While this is probably one of the least known medical positions, it is also one that will play a pivotal role in the future. Below we explain what an hearing aid specialist is, and what they do.
Definition of an hearing aid specialist
A hearing aid specialist is a healthcare technician who is trained in audiology and is officially authorised to fit hearing aids. Their professional profile can be compared to that of an optician in terms of vision care.
What is audiology?
The Official Report published in 2014 by the SEORL-CCC (Spanish Society of Otorhinolaryngology and Head and Neck Surgery) states that audiology is a science that studies hearing health and disorders, while the AELFA-IF (Spanish Association of Logopedics, Phoniatrics and Audiology, and Iberoamerican Association of Phonoaudiology) points out that this science is dedicated to the study of hearing, but also to the diagnosis, treatment, rehabilitation and prevention of hearing disorders.
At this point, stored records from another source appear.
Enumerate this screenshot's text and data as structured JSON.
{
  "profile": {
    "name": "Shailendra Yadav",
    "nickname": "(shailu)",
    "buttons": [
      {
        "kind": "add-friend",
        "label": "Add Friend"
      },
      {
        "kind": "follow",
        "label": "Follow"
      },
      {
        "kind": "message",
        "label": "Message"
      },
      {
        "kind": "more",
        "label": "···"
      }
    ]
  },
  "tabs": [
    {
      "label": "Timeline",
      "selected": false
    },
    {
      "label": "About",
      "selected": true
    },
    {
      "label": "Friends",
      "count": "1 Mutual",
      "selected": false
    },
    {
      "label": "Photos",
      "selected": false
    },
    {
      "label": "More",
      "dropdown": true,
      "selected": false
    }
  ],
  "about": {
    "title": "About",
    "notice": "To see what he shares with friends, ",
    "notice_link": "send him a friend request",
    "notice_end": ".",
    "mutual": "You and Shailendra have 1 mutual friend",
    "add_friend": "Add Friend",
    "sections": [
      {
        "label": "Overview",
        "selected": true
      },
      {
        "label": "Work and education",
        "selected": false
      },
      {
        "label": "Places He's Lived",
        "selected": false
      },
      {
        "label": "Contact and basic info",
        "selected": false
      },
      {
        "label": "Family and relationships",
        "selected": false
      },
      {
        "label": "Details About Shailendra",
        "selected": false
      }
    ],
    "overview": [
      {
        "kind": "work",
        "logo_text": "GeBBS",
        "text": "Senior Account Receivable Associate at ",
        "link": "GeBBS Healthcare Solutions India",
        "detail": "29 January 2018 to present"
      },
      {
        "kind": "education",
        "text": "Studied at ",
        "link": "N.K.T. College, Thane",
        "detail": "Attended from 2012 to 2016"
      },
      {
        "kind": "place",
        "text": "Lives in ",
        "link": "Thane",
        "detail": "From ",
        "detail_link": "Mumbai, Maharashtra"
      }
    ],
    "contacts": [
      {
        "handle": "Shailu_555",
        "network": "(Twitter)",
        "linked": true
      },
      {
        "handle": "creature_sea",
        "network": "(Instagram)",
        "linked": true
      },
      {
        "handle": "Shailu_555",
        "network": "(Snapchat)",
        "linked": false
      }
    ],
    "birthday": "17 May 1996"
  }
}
This multidisciplinary science is complemented by additional scientific knowledge related to the field of otorhinolaryngology (ENT), such as physics, neurology, electroacoustics, genetics or electronics.
The functions of a hearing aid specialist
According to the protocol for hearing aid fitting established by the Asociación Nacional de Audioprotesistas (Spanish Association of Hearing Aid Specialists), in order to guarantee the success of the hearing rehabilitation process, the hearing aid specialist must see each patient before the fitting and be informed of their family background, their levels of exposure to noise in the workplace or on a social basis and any other factors that may help achieve a more accurate diagnosis of the hearing impairment.
Once the patient questionnaire has been filled, this hearing aid specialist conducts a detailed study and carries out the relevant hearing tests in order to achieve a precise analysis of the patient’s specific requirements and determine which hearing aid is most suitable for them.
To begin the study, the specialist carries out a medical test called an audiometric hearing test to assess the state of the patient’s hearing health. Once the patient’s hearing thresholds have been established, along with the degree of hearing loss and the condition of their auditory system, the specialist assesses the results and selects the appropriate type of hearing aid.
Next, they must study the internal shape of the ear and the ear canal by making an internal impression. This is done by placing a paste in the ear canal, which solidifies and acts as a mold for the selected hearing aid.
Finally, the specialist adjusts and configures the hearing aid to suit the patient’s needs and places it in the ear to test that it works correctly. Afterwards, the hearing aid specialist will carry out regular tests to prevent any issues, ensure the correct maintenance of the device and provide the patient with advice on using and adapting it.
A career with a future
The 2008 Survey on disability, personal autonomy and dependency situations (EDAD) by the INE (National Statistics Institute) states that there are more than 1 million people with hearing disabilities of different types and levels of severity in Spain. According to the online audiology magazine Gaceta Audio, these figures have risen over recent years and are creating a higher demand for hearing aid specialists.
Soon, we will publish a post that goes into more detail about hearing aids and how hearing aid specialists adapt them to suit each patient’s requirements.